### [What the exercise asks]
Return the lines below in which the string "label" occurs.

[Material for this exercise Boundary: Start]

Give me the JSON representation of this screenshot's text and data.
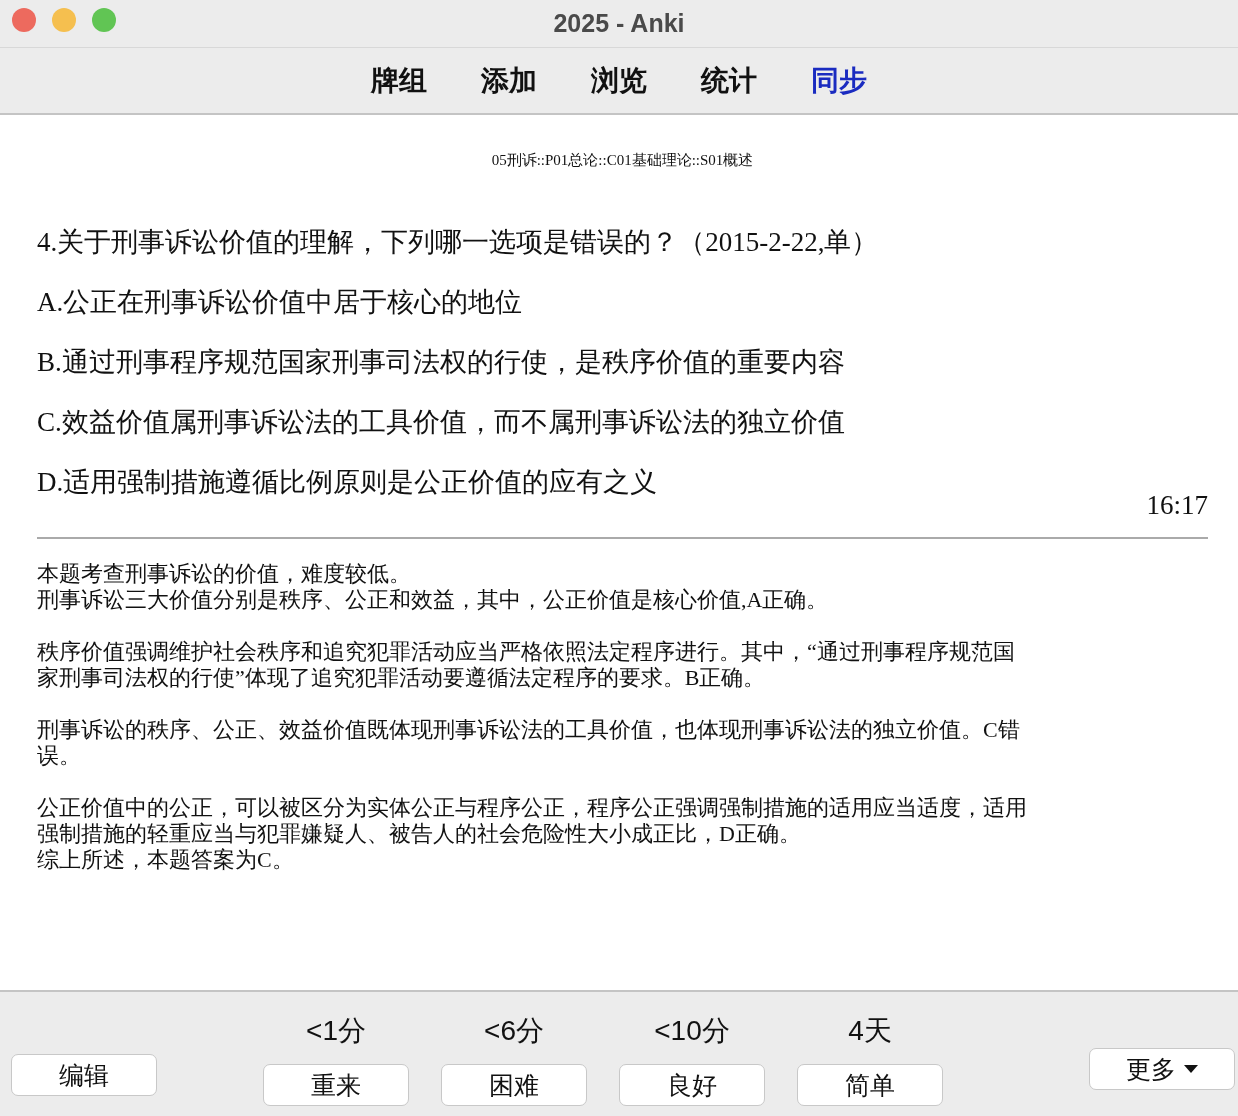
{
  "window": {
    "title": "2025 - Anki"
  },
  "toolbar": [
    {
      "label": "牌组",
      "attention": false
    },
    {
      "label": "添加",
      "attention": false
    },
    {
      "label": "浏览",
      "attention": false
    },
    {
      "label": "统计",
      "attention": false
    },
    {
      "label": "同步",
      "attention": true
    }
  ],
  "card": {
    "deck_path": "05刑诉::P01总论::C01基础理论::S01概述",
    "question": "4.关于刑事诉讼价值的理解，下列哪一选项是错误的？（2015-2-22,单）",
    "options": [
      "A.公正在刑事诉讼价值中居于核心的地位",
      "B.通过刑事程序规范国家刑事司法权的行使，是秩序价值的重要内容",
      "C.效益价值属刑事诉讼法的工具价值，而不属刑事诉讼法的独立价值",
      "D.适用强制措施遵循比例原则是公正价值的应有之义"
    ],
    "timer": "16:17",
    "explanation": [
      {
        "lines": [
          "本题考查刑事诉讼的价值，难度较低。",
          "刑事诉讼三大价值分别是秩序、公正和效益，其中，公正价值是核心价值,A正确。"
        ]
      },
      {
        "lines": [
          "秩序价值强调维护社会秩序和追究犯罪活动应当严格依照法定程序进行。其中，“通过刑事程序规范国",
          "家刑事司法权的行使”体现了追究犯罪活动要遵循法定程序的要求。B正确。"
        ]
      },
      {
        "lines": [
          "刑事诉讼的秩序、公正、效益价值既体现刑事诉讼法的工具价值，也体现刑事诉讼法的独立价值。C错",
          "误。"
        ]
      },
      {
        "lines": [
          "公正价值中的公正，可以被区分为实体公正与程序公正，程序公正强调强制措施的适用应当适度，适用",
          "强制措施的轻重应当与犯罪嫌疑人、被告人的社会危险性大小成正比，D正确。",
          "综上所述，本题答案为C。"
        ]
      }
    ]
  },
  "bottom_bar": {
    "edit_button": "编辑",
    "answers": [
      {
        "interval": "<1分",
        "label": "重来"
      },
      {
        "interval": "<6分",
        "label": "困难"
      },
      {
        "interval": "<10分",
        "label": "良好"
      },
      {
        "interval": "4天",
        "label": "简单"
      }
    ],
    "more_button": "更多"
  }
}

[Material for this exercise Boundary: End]

### [Finished task]
      "label": "牌组",
      "label": "添加",
      "label": "浏览",
      "label": "统计",
      "label": "同步",
        "label": "重来"
        "label": "困难"
        "label": "良好"
        "label": "简单"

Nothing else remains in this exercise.